This is very convenient if you have someplace to run the cron job. Even your own machine is sufficient if you can keep your machine on for at least 15 minutes after the blog post is made.

To run the script you need to python 2.4 to later and the python package hashlib. Hope you will find this useful.

GNOME Web browser Creative Commons extension

I’m happy to announce the release of cc-license-viewer 1.1.0 for Epiphany, the GNOME Web browser. It is capable of detecting Creative Commons licensed web pages either with rdf meta data or with the license badge from creativecomons.org and displaying an icon on the status bar.

This is a modified version of cc-license-viewer released by Jaime Frutos Morales. Jaime Frutos Morales extension is not capable of detecting web pages with the Creative Commons license badge.

You can download the extension cc-license-viewer-1.1.0.tar.gz

Follow the steps bellow to install the extensionn. I’m assuming you have already installed epiphany and epiphany-extensions.

Step 1 – Download the extension archive

 $ wget http://www.mohanjith.net/downloads/gnome/epiphany/extensions/cc-license-viewer/cc-license-viewer-1.1.0.tar.gz

Step 2 – Extract the extension archive to epiphany extensions directory

 $ cd /usr/lib/epiphany/2.20/extensions/ $ tar -xzvf [Location_to_archive] .

Step 3 – Restart epiphany and enable CC extension

Goto Tools -> Extensions and then select the check box against Creative Commons license viewer.

Step 4 – Goto Creative Commons page

Goto a CC licensed page, e.g. http://creativecommons.org

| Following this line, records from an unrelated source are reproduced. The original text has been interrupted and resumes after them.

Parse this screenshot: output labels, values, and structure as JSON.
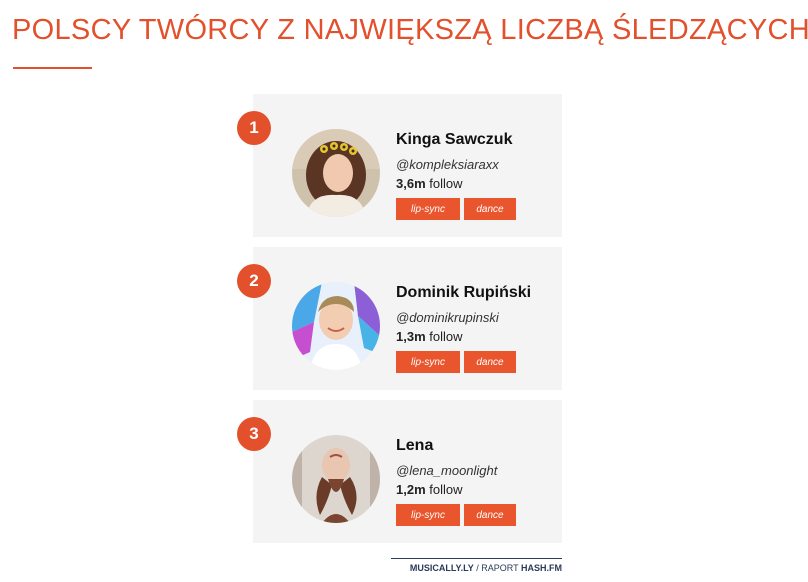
{
  "header": {
    "title": "POLSCY TWÓRCY Z NAJWIĘKSZĄ LICZBĄ ŚLEDZĄCYCH"
  },
  "creators": [
    {
      "rank": "1",
      "name": "Kinga Sawczuk",
      "handle": "@kompleksiaraxx",
      "followers": "3,6m",
      "follow_label": "follow",
      "tags": [
        "lip-sync",
        "dance"
      ]
    },
    {
      "rank": "2",
      "name": "Dominik Rupiński",
      "handle": "@dominikrupinski",
      "followers": "1,3m",
      "follow_label": "follow",
      "tags": [
        "lip-sync",
        "dance"
      ]
    },
    {
      "rank": "3",
      "name": "Lena",
      "handle": "@lena_moonlight",
      "followers": "1,2m",
      "follow_label": "follow",
      "tags": [
        "lip-sync",
        "dance"
      ]
    }
  ],
  "footer": {
    "source": "MUSICALLY.LY",
    "separator": "/",
    "report_label": "RAPORT",
    "brand": "HASH.FM"
  },
  "colors": {
    "accent": "#e2502c",
    "tag": "#e9552d",
    "card": "#f4f4f4",
    "footer_text": "#2a3b59"
  }
}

My next plan would be to extend the functionality of this extension such that more informative icon is shown at the status bar. For the time beign have fun with this extension.